If this is true, market forces will not punish bad design until clients feel that they can accurately judge the quality of legal work without being lawyers themselves. Until then, lawyers are on their own.
Beauty Isn’t in the Eye of the Lawyer?
“Beauty will save the world,” said Prince Myshkin in Fyodor Dostoyevsky’s The Idiot.
Maybe it’s time for lawyers to think less like lawyers and more like living, breathing, human beings who can recognize beauty.

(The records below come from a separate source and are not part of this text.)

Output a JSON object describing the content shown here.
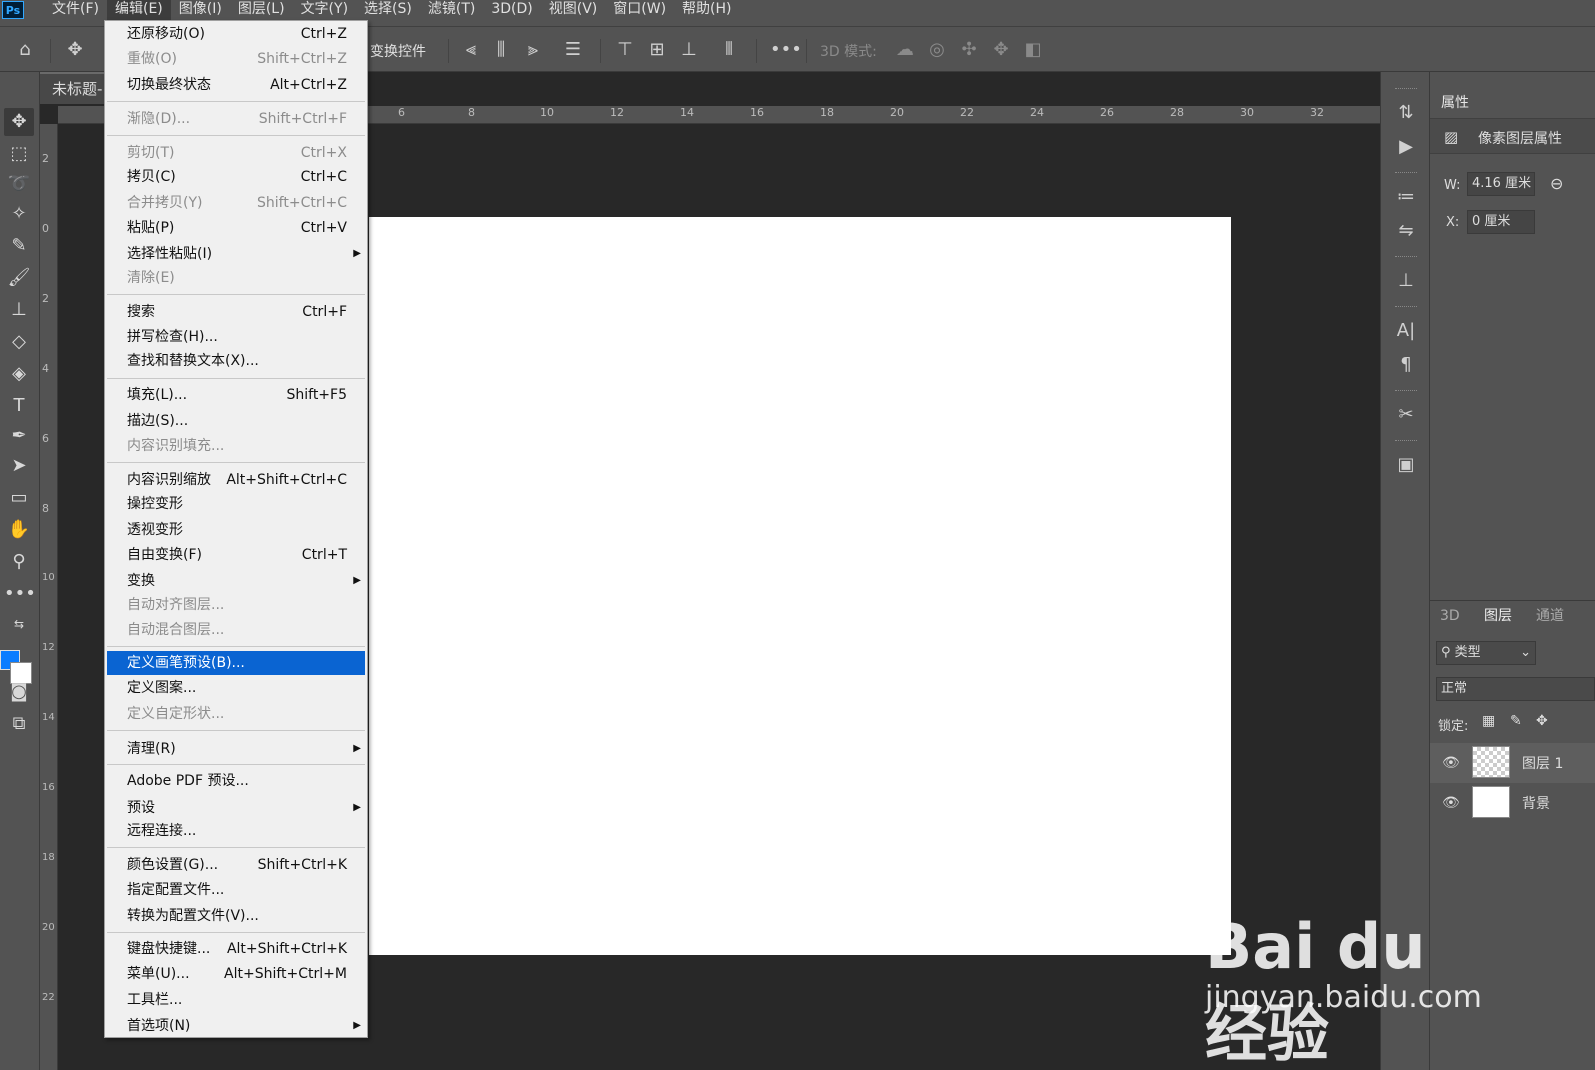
{
  "menubar": {
    "logo": "Ps",
    "items": [
      "文件(F)",
      "编辑(E)",
      "图像(I)",
      "图层(L)",
      "文字(Y)",
      "选择(S)",
      "滤镜(T)",
      "3D(D)",
      "视图(V)",
      "窗口(W)",
      "帮助(H)"
    ]
  },
  "optbar": {
    "transform_controls": "变换控件",
    "mode_3d": "3D 模式:"
  },
  "document": {
    "tab_title": "未标题-",
    "ruler_top": [
      "6",
      "8",
      "10",
      "12",
      "14",
      "16",
      "18",
      "20",
      "22",
      "24",
      "26",
      "28",
      "30",
      "32"
    ],
    "ruler_left": [
      "2",
      "0",
      "2",
      "4",
      "6",
      "8",
      "10",
      "12",
      "14",
      "16",
      "18",
      "20",
      "22"
    ]
  },
  "colors": {
    "foreground": "#0a7cff",
    "background": "#ffffff",
    "highlight": "#0a64d2"
  },
  "properties": {
    "tab": "属性",
    "header": "像素图层属性",
    "w_label": "W:",
    "w_value": "4.16 厘米",
    "x_label": "X:",
    "x_value": "0 厘米"
  },
  "layers": {
    "tabs": [
      "3D",
      "图层",
      "通道"
    ],
    "filter": "类型",
    "blend_mode": "正常",
    "lock_label": "锁定:",
    "rows": [
      {
        "name": "图层 1"
      },
      {
        "name": "背景"
      }
    ]
  },
  "edit_menu": {
    "items": [
      {
        "label": "还原移动(O)",
        "shortcut": "Ctrl+Z",
        "disabled": false
      },
      {
        "label": "重做(O)",
        "shortcut": "Shift+Ctrl+Z",
        "disabled": true
      },
      {
        "label": "切换最终状态",
        "shortcut": "Alt+Ctrl+Z",
        "disabled": false
      },
      {
        "label": "渐隐(D)...",
        "shortcut": "Shift+Ctrl+F",
        "disabled": true
      },
      {
        "label": "剪切(T)",
        "shortcut": "Ctrl+X",
        "disabled": true
      },
      {
        "label": "拷贝(C)",
        "shortcut": "Ctrl+C",
        "disabled": false
      },
      {
        "label": "合并拷贝(Y)",
        "shortcut": "Shift+Ctrl+C",
        "disabled": true
      },
      {
        "label": "粘贴(P)",
        "shortcut": "Ctrl+V",
        "disabled": false
      },
      {
        "label": "选择性粘贴(I)",
        "shortcut": "",
        "disabled": false
      },
      {
        "label": "清除(E)",
        "shortcut": "",
        "disabled": true
      },
      {
        "label": "搜索",
        "shortcut": "Ctrl+F",
        "disabled": false
      },
      {
        "label": "拼写检查(H)...",
        "shortcut": "",
        "disabled": false
      },
      {
        "label": "查找和替换文本(X)...",
        "shortcut": "",
        "disabled": false
      },
      {
        "label": "填充(L)...",
        "shortcut": "Shift+F5",
        "disabled": false
      },
      {
        "label": "描边(S)...",
        "shortcut": "",
        "disabled": false
      },
      {
        "label": "内容识别填充...",
        "shortcut": "",
        "disabled": true
      },
      {
        "label": "内容识别缩放",
        "shortcut": "Alt+Shift+Ctrl+C",
        "disabled": false
      },
      {
        "label": "操控变形",
        "shortcut": "",
        "disabled": false
      },
      {
        "label": "透视变形",
        "shortcut": "",
        "disabled": false
      },
      {
        "label": "自由变换(F)",
        "shortcut": "Ctrl+T",
        "disabled": false
      },
      {
        "label": "变换",
        "shortcut": "",
        "disabled": false
      },
      {
        "label": "自动对齐图层...",
        "shortcut": "",
        "disabled": true
      },
      {
        "label": "自动混合图层...",
        "shortcut": "",
        "disabled": true
      },
      {
        "label": "定义画笔预设(B)...",
        "shortcut": "",
        "disabled": false
      },
      {
        "label": "定义图案...",
        "shortcut": "",
        "disabled": false
      },
      {
        "label": "定义自定形状...",
        "shortcut": "",
        "disabled": true
      },
      {
        "label": "清理(R)",
        "shortcut": "",
        "disabled": false
      },
      {
        "label": "Adobe PDF 预设...",
        "shortcut": "",
        "disabled": false
      },
      {
        "label": "预设",
        "shortcut": "",
        "disabled": false
      },
      {
        "label": "远程连接...",
        "shortcut": "",
        "disabled": false
      },
      {
        "label": "颜色设置(G)...",
        "shortcut": "Shift+Ctrl+K",
        "disabled": false
      },
      {
        "label": "指定配置文件...",
        "shortcut": "",
        "disabled": false
      },
      {
        "label": "转换为配置文件(V)...",
        "shortcut": "",
        "disabled": false
      },
      {
        "label": "键盘快捷键...",
        "shortcut": "Alt+Shift+Ctrl+K",
        "disabled": false
      },
      {
        "label": "菜单(U)...",
        "shortcut": "Alt+Shift+Ctrl+M",
        "disabled": false
      },
      {
        "label": "工具栏...",
        "shortcut": "",
        "disabled": false
      },
      {
        "label": "首选项(N)",
        "shortcut": "",
        "disabled": false
      }
    ]
  },
  "watermark": {
    "brand": "Bai du 经验",
    "url": "jingyan.baidu.com"
  }
}
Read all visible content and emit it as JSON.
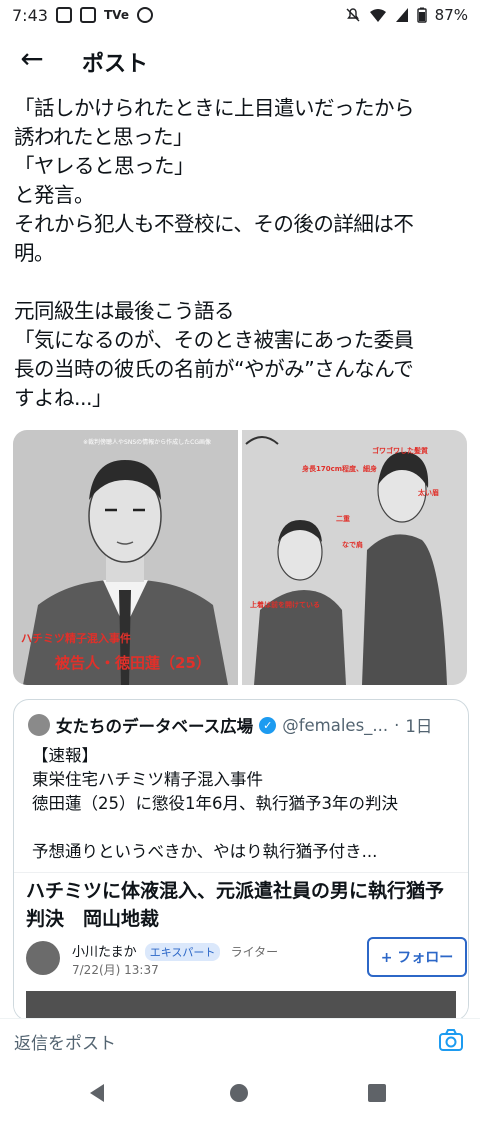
{
  "status_bar": {
    "time": "7:43",
    "left_icons": [
      "calendar-icon",
      "news-icon",
      "tver-icon",
      "lottery-icon"
    ],
    "tver_label": "TVe",
    "battery": "87%",
    "right_icons": [
      "mute-icon",
      "wifi-icon",
      "signal-icon",
      "battery-icon"
    ]
  },
  "header": {
    "back_icon": "arrow-left-icon",
    "title": "ポスト"
  },
  "post": {
    "text": "「話しかけられたときに上目遣いだったから\n誘われたと思った」\n「ヤレると思った」\nと発言。\nそれから犯人も不登校に、その後の詳細は不\n明。\n\n元同級生は最後こう語る\n「気になるのが、そのとき被害にあった委員\n長の当時の彼氏の名前が“やがみ”さんなんで\nすよね...」"
  },
  "images": {
    "left": {
      "caption_top": "※裁判傍聴人やSNSの情報から作成したCG画像",
      "caption_case": "ハチミツ精子混入事件",
      "caption_name": "被告人・徳田蓮（25）"
    },
    "right": {
      "labels": [
        "ゴワゴワした髪質",
        "身長170cm程度、細身",
        "太い眉",
        "二重",
        "なで肩",
        "上着は前を開けている"
      ]
    }
  },
  "quote": {
    "account_name": "女たちのデータベース広場",
    "handle": "@females_...",
    "time": "1日",
    "body": "【速報】\n東栄住宅ハチミツ精子混入事件\n徳田蓮（25）に懲役1年6月、執行猶予3年の判決\n\n予想通りというべきか、やはり執行猶予付き..."
  },
  "article": {
    "title": "ハチミツに体液混入、元派遣社員の男に執行猶予判決　岡山地裁",
    "author": "小川たまか",
    "badge": "エキスパート",
    "role": "ライター",
    "date": "7/22(月) 13:37",
    "follow_label": "+ フォロー"
  },
  "reply_bar": {
    "placeholder": "返信をポスト",
    "camera_icon": "camera-icon"
  },
  "nav": {
    "icons": [
      "nav-back-icon",
      "nav-home-icon",
      "nav-recents-icon"
    ]
  }
}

You decide which version of this judicial opinion a living, breathing, human being would want to read:
Now tell me that fonts and typography don’t matter.
The Decline and Fall of the Times New Roman Empire
Times New Roman is named after the Times of London, which commissioned it in 1932. The Times itself stopped using it in 1972 when The Gipper was governor of California, an average new house cost $27,550, gas cost 35 cents a gallon, and you could get a new Ford Pinto for $2,078.8 And since 2008, Times New Roman appears to be dropping out of public consciousness:
And among non-lawyers, caring about fonts is actually cool.9
Type people—what’s a typeface from the last 5 years that you wish you had designed yourself? Let’s share some praise.
— Grilli Type Foundry (@grillitype) July 11, 2016
Anyone down for an Extreme Font Makeover reality show?
CHUCK NORRIS WHISPERS IN ALL CAPS
If lawyers want to capture the hearts and minds of our audience, we should learn how to tell a story. If we want to get our audience to remember the most important evidence, we should use visuals. If we want to be better writers, we should use plain language. And if we want judges to do what we want, we shouldn’t force them to read a document that looks like it was written by a scrivener in a Charles Dickens novel.
Matthew Butterick, Typography for Lawyers 235 (2d ed. 2015 ↩
Typography for Lawyers, http://typographyforlawyers.com/what-is-typography.html ↩
Typography for Lawyers, http://typographyforlawyers.com/why-does-typography-matter.html ↩
Typography for Lawyers, http://typographyforlawyers.com/typewriter-habits.html. ↩
Matthew Butterick, Typography for Lawyers 9 (2d ed. 2015 ↩
Matthew Butterick, Typography for Lawyers 218 (2d ed. 2015) ↩
Id. at 218–19 ↩